I think the way the media give Docherty attention, of whatever sort, is shameful and only glamourises his problems

Anonymousette said...

spl says: "Clearly when people take drugs, they lose the right to speak."

This would be correct. Boring the brains out of everyone else should be a custodial offence.

ihavenoname said...

Obviously the blogger gremlins have stolen my comment. What business is it of anyones as to what Pete Doherty decides to do to his own body? He can obviously pay for it out of his own funds,why should the rest of us care?

As for literary talent under the influence, Dickens, Baudelaire, Edgar Allen Poe, Thomas de Quincey, Shelley, Byron and Coleridge alll had laudanum addictions. The latter three are arguably the finest writers England has ever produced outside of Shakespeare and Milton. If anything, we should be encouraging drug taking amongst aspiring writers.

BB said...

Phone Cam Foolery,

That relly is no way to talk about Oliver Letwin!

Tom Ainsworth said...

I believe Pete read English at St Catherine's College, Oxford. Maybe it'll be good.

Vienna Woods said...

Although being just a few months away from a pension, I am blessed with a delightful daughter who is rapidly approaching 16. She is a dedicated fan of punk rock which to me is a cacophony of murderous noise played by gangs of foul mouthed yobs. To her ears it is pure music! She is a clever girl, studies hard and is an achiever so I "carefully" allow her music without comment and with little encouragement. She was reading reports about Doherty recently and remarked that his music wasn't bad, but if he needs to be pumped up with drugs to play it, then he's useless. She was also appalled by his talentless performance at last year's "Live Aid" charity event when Elton John was trying (badly)to convince the audience that Doherty was a rising star!

Anonymous said...

Presumably the message it sends out is that controlled drug use is possible. Doherty can take drugs, hold down a job and collect £150,000 in a publishing advance. Not bad. Not many non-drug users could manage that.

If Doherty was committing crimes to fund his drug use then you could have a complaint but the fact he is self-financing means it is no business of yours or anyone else what he does.

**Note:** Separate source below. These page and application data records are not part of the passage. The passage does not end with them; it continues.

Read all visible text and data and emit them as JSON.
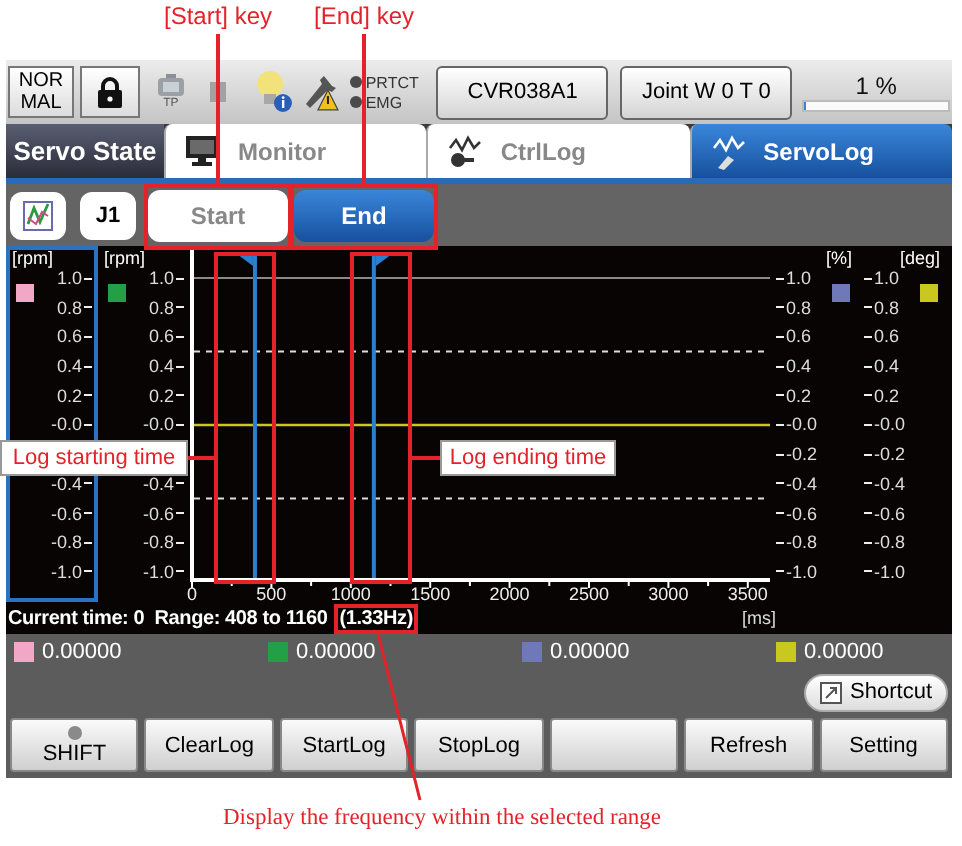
{
  "callouts": {
    "start_key": "[Start] key",
    "end_key": "[End] key",
    "start_time": "Log starting time",
    "end_time": "Log ending time",
    "frequency": "Display the frequency within the selected range"
  },
  "status_bar": {
    "mode": "NORMAL",
    "tp_label": "TP",
    "lamps": [
      {
        "label": "PRTCT",
        "on": false
      },
      {
        "label": "EMG",
        "on": false
      }
    ],
    "program": "CVR038A1",
    "coordinate": "Joint W 0 T 0",
    "speed": {
      "reading": "1 %",
      "level": 0.01
    }
  },
  "header": {
    "title": "Servo State",
    "tabs": [
      {
        "label": "Monitor",
        "selected": false
      },
      {
        "label": "CtrlLog",
        "selected": false
      },
      {
        "label": "ServoLog",
        "selected": true
      }
    ]
  },
  "toolbar": {
    "axis_button": "J1",
    "keys": [
      {
        "label": "Start",
        "selected": false
      },
      {
        "label": "End",
        "selected": true
      }
    ]
  },
  "chart": {
    "axes": [
      {
        "kind": "left",
        "unit": "[rpm]",
        "color": "#f2a7c6",
        "selected": true,
        "ticks": [
          "1.0",
          "0.8",
          "0.6",
          "0.4",
          "0.2",
          "-0.0",
          {
            "kind": "covered"
          },
          "-0.4",
          "-0.6",
          "-0.8",
          "-1.0"
        ]
      },
      {
        "kind": "left",
        "unit": "[rpm]",
        "color": "#23a047",
        "selected": false,
        "ticks": [
          "1.0",
          "0.8",
          "0.6",
          "0.4",
          "0.2",
          "-0.0",
          {
            "kind": "covered"
          },
          "-0.4",
          "-0.6",
          "-0.8",
          "-1.0"
        ]
      },
      {
        "kind": "right",
        "unit": "[%]",
        "color": "#6f78b8",
        "selected": false,
        "ticks": [
          "1.0",
          "0.8",
          "0.6",
          "0.4",
          "0.2",
          "-0.0",
          "-0.2",
          "-0.4",
          "-0.6",
          "-0.8",
          "-1.0"
        ]
      },
      {
        "kind": "right",
        "unit": "[deg]",
        "color": "#c9c81e",
        "selected": false,
        "ticks": [
          "1.0",
          "0.8",
          "0.6",
          "0.4",
          "0.2",
          "-0.0",
          "-0.2",
          "-0.4",
          "-0.6",
          "-0.8",
          "-1.0"
        ]
      }
    ],
    "x_ticks": [
      "0",
      "500",
      "1000",
      "1500",
      "2000",
      "2500",
      "3000",
      "3500"
    ],
    "cursors": [
      {
        "kind": "start",
        "level": 0.112
      },
      {
        "kind": "end",
        "level": 0.317
      }
    ]
  },
  "range_info": {
    "text": "Current time: 0  Range: 408 to 1160",
    "frequency": "(1.33Hz)",
    "x_unit": "[ms]"
  },
  "legend": [
    {
      "color": "#f2a7c6",
      "value": "0.00000"
    },
    {
      "color": "#23a047",
      "value": "0.00000"
    },
    {
      "color": "#6f78b8",
      "value": "0.00000"
    },
    {
      "color": "#c9c81e",
      "value": "0.00000"
    }
  ],
  "shortcut": "Shortcut",
  "buttons": [
    {
      "kind": "shift",
      "label": "SHIFT"
    },
    {
      "kind": "plain",
      "label": "ClearLog"
    },
    {
      "kind": "plain",
      "label": "StartLog"
    },
    {
      "kind": "plain",
      "label": "StopLog"
    },
    {
      "kind": "blank"
    },
    {
      "kind": "plain",
      "label": "Refresh"
    },
    {
      "kind": "plain",
      "label": "Setting"
    }
  ]
}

swans egg said...

Book or no book, this guy will be dead before he's thirty. He can't stop the drug-taking and based on the past experience of his predecessors it'll get him in the end, whether there's more cash to fund his "lifestyle choices" or not. Preferably it'll be sooner rather than later, and then we'll all be spared having to read more stuff about him in the press/ on TV. But what a sad legacy - to die famous (among the majority of the population at least) solely for being an unrepentant druggie and ex-boyfriend of Kate Moss, rather than for his musical endeavours!

David Chappell said...

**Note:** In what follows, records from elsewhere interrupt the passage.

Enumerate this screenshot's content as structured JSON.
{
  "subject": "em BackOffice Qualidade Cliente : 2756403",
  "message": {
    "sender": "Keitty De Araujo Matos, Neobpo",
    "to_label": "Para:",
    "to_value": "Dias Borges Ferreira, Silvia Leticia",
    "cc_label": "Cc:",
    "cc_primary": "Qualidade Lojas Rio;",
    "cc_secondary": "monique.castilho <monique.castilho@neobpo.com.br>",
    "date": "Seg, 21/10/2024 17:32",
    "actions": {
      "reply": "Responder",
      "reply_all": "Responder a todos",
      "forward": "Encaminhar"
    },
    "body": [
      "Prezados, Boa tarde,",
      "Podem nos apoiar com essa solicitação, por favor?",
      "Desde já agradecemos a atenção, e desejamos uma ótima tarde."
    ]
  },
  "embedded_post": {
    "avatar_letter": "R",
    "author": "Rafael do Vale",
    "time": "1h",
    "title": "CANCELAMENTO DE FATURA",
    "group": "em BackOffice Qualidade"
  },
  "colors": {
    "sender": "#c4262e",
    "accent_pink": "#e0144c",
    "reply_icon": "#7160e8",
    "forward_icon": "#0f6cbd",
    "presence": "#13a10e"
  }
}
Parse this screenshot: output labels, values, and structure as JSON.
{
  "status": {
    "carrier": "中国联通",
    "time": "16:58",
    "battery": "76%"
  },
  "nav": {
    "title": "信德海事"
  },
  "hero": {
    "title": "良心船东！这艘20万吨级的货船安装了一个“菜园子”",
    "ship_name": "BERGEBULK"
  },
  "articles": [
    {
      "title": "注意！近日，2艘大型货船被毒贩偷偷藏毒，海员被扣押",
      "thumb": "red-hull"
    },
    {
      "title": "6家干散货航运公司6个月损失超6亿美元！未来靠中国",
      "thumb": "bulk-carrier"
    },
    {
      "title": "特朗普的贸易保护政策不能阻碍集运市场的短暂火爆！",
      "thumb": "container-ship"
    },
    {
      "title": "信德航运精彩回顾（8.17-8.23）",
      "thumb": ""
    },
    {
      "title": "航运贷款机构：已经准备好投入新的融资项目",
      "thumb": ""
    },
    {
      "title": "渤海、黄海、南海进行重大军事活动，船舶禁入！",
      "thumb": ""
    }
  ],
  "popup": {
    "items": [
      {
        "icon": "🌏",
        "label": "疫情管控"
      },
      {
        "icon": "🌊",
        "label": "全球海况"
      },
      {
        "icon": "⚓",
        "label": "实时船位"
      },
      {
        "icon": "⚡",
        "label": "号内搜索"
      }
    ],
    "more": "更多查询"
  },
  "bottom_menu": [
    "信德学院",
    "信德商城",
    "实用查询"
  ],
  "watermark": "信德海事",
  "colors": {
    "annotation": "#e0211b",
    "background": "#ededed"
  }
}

"Clearly when people take drugs, they lose the right to speak."

Booze and fags anyone?

jm said...

The market gives Doherty 150,000 and Iain Dale takes a "shouldn't be allowed" tack.

Iain...you really have turned from Thatcherite to Cameroon.

ihavenoname said...

short of adultaration, or mixing heroin with other drugs, users are unlikely to die of its effects. Actual overdoses are incredibly rare due to the body's tolerance, which is markedly increased in addicts. The adultaration problem is easily solved through proper licensing, and mixing can be avoided with education. The war on drugs can't be won using current tactics. Supply continues to increase, and prices continue to fall. The key is to lower demand through education and help those who wish to give up, and failing that, a regulated and licensed system of decriminalisation.

Mr Gisoad said...

I'm sorry mr chappell, but that is a totally irresponsible attiude. There's a clear difference between good drugs like caffeine and alcohol and tobacco and nasty evil drugs like crack and heroin. The former are taxed.

Funny how people in favour of a small state and personal autonomy go temporarily insane whenever 'drugs' are mentioned.

Anonymousette said...

OTOH, Mick Jagger and his band have OD'd on every substance known to man and although they look awful, they're still pretty peppy and still raking in boatloads of money.

Anonymous said...

Erm actually Pete Doherty got a place at Oxbridge to study English before he became an international rocker.

Last time I heard, Oxbridge has a better reputation then UEA....